Transportation Secretary Ray LaHood is concerned that a host of technologies in new vehicles are distracting drivers.
“Some of these car manufacturers are putting all these gadgets and bells and whistles that are going to distract people — and we’re trying to get gadgets and bells and whistles out of their hands and out of their ears,” LaHood said.
He declined to say if he’ll try to restrict in-vehicle technologies.
“I am going to talk to the car manufacturers and see where this leads,” he said.
LaHood already has campaigned for a ban on hand-held texting and cell phone use.
The Transportation Department plans to issue regulations this year to discourage distracted driving. LaHood has made it a priority, saying he is on a “rampage” against the practice.
The National Highway Traffic Safety Administration says nearly 6,000 people died last year in crashes involving a distracted or inattentive driver, and more than half a million were injured.
On any given day last year, more than 800,000 vehicles were driven by someone using a hand-held cell phone.
President Barack Obama has barred four million federal workers from sending text messages while driving government vehicles. The directive applies to privately owned vehicles driven by employees on official business.
After a round of meetings in October, LaHood plans to meet again with automakers on the issue.
He said he saw Ford Motor Co. President and CEO Alan Mulally on Saturday, and the two have been e-mailing about distracted driving.
“Ford believes that industry-government partnerships can work to advance our shared policy goals of better fuel economy, cleaner environment, a safe driving experience and strengthening American manufacturing and jobs,” spokesman Mike Moran said.
Ford has been especially concerned that regulators may try to impose rules on its Sync in-vehicle communication system, which is a Ford selling point over some of its competitors.
The Insurance Institute for Highway Safety recently issued a study stating that bans on hand-held cell phones in New York, the District of Columbia, Connecticut and California have had no impact on the number of auto accidents.

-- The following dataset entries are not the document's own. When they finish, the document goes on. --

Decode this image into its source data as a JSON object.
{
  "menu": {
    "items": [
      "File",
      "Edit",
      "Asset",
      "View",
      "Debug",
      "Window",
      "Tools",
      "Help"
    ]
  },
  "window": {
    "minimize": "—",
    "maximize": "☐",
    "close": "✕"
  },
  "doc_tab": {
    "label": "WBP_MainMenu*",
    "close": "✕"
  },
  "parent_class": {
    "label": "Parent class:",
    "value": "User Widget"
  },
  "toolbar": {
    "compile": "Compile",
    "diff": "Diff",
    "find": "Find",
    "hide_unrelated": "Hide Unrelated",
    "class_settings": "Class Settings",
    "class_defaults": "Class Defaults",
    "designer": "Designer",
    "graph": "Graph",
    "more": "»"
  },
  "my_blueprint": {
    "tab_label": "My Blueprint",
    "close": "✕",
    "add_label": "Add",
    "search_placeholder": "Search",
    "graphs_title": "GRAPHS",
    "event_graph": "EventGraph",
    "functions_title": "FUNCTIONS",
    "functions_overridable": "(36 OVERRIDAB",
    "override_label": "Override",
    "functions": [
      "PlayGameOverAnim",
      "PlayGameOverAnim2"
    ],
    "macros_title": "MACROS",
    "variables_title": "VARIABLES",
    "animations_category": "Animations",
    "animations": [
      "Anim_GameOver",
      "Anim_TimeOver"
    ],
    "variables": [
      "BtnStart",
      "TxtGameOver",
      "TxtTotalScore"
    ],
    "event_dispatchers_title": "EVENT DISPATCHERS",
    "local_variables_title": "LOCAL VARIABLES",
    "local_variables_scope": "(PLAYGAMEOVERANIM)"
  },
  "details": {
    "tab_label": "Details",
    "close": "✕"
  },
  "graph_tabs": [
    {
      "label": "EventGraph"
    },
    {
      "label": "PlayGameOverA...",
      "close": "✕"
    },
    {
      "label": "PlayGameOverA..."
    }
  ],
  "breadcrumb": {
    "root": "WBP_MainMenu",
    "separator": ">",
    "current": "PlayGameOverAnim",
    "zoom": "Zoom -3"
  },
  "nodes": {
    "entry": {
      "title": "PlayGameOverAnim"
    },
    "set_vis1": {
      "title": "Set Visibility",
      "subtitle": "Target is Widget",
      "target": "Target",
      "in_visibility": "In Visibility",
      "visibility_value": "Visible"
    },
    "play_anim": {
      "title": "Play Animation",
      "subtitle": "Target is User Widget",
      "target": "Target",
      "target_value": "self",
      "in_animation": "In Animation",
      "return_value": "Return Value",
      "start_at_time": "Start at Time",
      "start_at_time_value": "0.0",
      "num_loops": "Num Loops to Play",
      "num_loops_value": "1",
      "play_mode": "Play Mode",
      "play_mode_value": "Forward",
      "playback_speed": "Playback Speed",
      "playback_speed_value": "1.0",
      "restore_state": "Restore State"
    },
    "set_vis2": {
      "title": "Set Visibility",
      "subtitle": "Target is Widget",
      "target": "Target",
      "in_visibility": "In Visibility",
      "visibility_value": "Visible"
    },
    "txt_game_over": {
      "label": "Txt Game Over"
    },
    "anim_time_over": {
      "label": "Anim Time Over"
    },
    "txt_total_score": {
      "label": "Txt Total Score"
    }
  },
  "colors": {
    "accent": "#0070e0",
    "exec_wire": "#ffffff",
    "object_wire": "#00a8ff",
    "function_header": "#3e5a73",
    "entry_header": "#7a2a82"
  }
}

But LaHood said the reason the prohibitions are ineffective is that police aren’t aggressively enforcing them.
Courtesy: Detroit News.